== WORK ORDER ==
Here are some records. Copy each one exactly.

== SUPPLIED MATERIAL ==
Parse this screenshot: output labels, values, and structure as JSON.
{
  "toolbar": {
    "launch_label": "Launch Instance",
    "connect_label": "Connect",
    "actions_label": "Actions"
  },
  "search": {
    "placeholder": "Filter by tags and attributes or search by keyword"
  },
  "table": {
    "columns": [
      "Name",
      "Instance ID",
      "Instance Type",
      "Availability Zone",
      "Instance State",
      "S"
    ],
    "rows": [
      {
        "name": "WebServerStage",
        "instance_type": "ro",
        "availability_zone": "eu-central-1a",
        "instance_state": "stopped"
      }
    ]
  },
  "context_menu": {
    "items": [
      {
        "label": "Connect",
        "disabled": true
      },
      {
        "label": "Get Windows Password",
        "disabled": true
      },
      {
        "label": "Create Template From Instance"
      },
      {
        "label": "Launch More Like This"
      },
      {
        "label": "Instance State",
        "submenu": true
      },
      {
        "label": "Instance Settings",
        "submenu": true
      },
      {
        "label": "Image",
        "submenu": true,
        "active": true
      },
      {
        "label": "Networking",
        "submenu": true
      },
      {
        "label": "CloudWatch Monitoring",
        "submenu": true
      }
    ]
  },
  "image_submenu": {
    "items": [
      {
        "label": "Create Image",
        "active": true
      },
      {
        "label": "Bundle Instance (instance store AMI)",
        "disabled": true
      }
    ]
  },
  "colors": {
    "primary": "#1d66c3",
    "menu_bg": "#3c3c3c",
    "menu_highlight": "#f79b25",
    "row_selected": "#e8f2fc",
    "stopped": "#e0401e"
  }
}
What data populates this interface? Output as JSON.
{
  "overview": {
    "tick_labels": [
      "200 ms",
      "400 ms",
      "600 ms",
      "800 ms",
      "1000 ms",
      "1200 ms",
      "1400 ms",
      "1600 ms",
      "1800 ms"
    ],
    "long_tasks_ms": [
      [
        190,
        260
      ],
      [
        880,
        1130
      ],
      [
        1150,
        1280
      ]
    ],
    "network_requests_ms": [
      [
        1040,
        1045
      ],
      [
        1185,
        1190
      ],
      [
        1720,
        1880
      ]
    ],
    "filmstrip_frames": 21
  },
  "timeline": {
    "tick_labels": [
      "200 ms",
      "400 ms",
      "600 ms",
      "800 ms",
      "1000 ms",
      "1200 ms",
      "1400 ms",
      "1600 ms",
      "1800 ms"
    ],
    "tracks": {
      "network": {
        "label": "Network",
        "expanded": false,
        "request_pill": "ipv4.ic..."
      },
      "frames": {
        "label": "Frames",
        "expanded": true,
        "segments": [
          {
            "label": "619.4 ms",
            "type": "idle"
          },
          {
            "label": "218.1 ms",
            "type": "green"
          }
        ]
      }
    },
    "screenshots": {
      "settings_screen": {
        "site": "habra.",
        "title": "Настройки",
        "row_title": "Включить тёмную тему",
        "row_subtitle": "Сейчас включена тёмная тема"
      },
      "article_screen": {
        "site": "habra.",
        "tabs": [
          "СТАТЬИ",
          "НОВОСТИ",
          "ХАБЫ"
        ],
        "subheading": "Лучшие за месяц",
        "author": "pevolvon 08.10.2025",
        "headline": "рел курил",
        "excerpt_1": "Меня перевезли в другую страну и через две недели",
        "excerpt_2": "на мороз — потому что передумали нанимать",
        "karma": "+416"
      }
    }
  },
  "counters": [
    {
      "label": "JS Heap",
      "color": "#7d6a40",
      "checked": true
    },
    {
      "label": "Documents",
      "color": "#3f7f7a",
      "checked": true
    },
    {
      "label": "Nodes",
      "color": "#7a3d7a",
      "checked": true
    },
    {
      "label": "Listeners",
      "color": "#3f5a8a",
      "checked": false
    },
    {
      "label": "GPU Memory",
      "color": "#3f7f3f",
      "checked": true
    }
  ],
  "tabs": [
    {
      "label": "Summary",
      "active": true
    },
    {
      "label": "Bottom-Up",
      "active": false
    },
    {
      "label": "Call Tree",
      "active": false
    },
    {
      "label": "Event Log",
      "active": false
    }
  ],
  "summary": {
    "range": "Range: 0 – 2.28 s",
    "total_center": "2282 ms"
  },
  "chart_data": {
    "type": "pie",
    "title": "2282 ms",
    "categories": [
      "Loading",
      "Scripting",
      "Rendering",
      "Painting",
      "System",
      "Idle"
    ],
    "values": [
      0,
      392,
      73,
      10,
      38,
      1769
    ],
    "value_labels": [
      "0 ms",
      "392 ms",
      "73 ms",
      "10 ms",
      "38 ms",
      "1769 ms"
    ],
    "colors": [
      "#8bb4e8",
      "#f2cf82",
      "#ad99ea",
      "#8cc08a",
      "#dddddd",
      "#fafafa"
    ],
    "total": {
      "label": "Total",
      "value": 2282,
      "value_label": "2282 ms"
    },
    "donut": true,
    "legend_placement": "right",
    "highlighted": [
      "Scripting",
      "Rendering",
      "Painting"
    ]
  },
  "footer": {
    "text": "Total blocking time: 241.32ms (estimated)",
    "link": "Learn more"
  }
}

== TASK RESPONSE ==
Parse this screenshot: output labels, values, and structure as JSON.
{
  "toolbar": {
    "launch_label": "Launch Instance",
    "connect_label": "Connect",
    "actions_label": "Actions"
  },
  "search": {
    "placeholder": "Filter by tags and attributes or search by keyword"
  },
  "table": {
    "columns": [
      "Name",
      "Instance ID",
      "Instance Type",
      "Availability Zone",
      "Instance State",
      "S"
    ],
    "rows": [
      {
        "name": "WebServerStage",
        "instance_type": "ro",
        "availability_zone": "eu-central-1a",
        "instance_state": "stopped"
      }
    ]
  },
  "context_menu": {
    "items": [
      {
        "label": "Connect",
        "disabled": true
      },
      {
        "label": "Get Windows Password",
        "disabled": true
      },
      {
        "label": "Create Template From Instance"
      },
      {
        "label": "Launch More Like This"
      },
      {
        "label": "Instance State",
        "submenu": true
      },
      {
        "label": "Instance Settings",
        "submenu": true
      },
      {
        "label": "Image",
        "submenu": true,
        "active": true
      },
      {
        "label": "Networking",
        "submenu": true
      },
      {
        "label": "CloudWatch Monitoring",
        "submenu": true
      }
    ]
  },
  "image_submenu": {
    "items": [
      {
        "label": "Create Image",
        "active": true
      },
      {
        "label": "Bundle Instance (instance store AMI)",
        "disabled": true
      }
    ]
  },
  "colors": {
    "primary": "#1d66c3",
    "menu_bg": "#3c3c3c",
    "menu_highlight": "#f79b25",
    "row_selected": "#e8f2fc",
    "stopped": "#e0401e"
  }
}
What data populates this interface? Output as JSON.
{
  "overview": {
    "tick_labels": [
      "200 ms",
      "400 ms",
      "600 ms",
      "800 ms",
      "1000 ms",
      "1200 ms",
      "1400 ms",
      "1600 ms",
      "1800 ms"
    ],
    "long_tasks_ms": [
      [
        190,
        260
      ],
      [
        880,
        1130
      ],
      [
        1150,
        1280
      ]
    ],
    "network_requests_ms": [
      [
        1040,
        1045
      ],
      [
        1185,
        1190
      ],
      [
        1720,
        1880
      ]
    ],
    "filmstrip_frames": 21
  },
  "timeline": {
    "tick_labels": [
      "200 ms",
      "400 ms",
      "600 ms",
      "800 ms",
      "1000 ms",
      "1200 ms",
      "1400 ms",
      "1600 ms",
      "1800 ms"
    ],
    "tracks": {
      "network": {
        "label": "Network",
        "expanded": false,
        "request_pill": "ipv4.ic..."
      },
      "frames": {
        "label": "Frames",
        "expanded": true,
        "segments": [
          {
            "label": "619.4 ms",
            "type": "idle"
          },
          {
            "label": "218.1 ms",
            "type": "green"
          }
        ]
      }
    },
    "screenshots": {
      "settings_screen": {
        "site": "habra.",
        "title": "Настройки",
        "row_title": "Включить тёмную тему",
        "row_subtitle": "Сейчас включена тёмная тема"
      },
      "article_screen": {
        "site": "habra.",
        "tabs": [
          "СТАТЬИ",
          "НОВОСТИ",
          "ХАБЫ"
        ],
        "subheading": "Лучшие за месяц",
        "author": "pevolvon 08.10.2025",
        "headline": "рел курил",
        "excerpt_1": "Меня перевезли в другую страну и через две недели",
        "excerpt_2": "на мороз — потому что передумали нанимать",
        "karma": "+416"
      }
    }
  },
  "counters": [
    {
      "label": "JS Heap",
      "color": "#7d6a40",
      "checked": true
    },
    {
      "label": "Documents",
      "color": "#3f7f7a",
      "checked": true
    },
    {
      "label": "Nodes",
      "color": "#7a3d7a",
      "checked": true
    },
    {
      "label": "Listeners",
      "color": "#3f5a8a",
      "checked": false
    },
    {
      "label": "GPU Memory",
      "color": "#3f7f3f",
      "checked": true
    }
  ],
  "tabs": [
    {
      "label": "Summary",
      "active": true
    },
    {
      "label": "Bottom-Up",
      "active": false
    },
    {
      "label": "Call Tree",
      "active": false
    },
    {
      "label": "Event Log",
      "active": false
    }
  ],
  "summary": {
    "range": "Range: 0 – 2.28 s",
    "total_center": "2282 ms"
  },
  "chart_data": {
    "type": "pie",
    "title": "2282 ms",
    "categories": [
      "Loading",
      "Scripting",
      "Rendering",
      "Painting",
      "System",
      "Idle"
    ],
    "values": [
      0,
      392,
      73,
      10,
      38,
      1769
    ],
    "value_labels": [
      "0 ms",
      "392 ms",
      "73 ms",
      "10 ms",
      "38 ms",
      "1769 ms"
    ],
    "colors": [
      "#8bb4e8",
      "#f2cf82",
      "#ad99ea",
      "#8cc08a",
      "#dddddd",
      "#fafafa"
    ],
    "total": {
      "label": "Total",
      "value": 2282,
      "value_label": "2282 ms"
    },
    "donut": true,
    "legend_placement": "right",
    "highlighted": [
      "Scripting",
      "Rendering",
      "Painting"
    ]
  },
  "footer": {
    "text": "Total blocking time: 241.32ms (estimated)",
    "link": "Learn more"
  }
}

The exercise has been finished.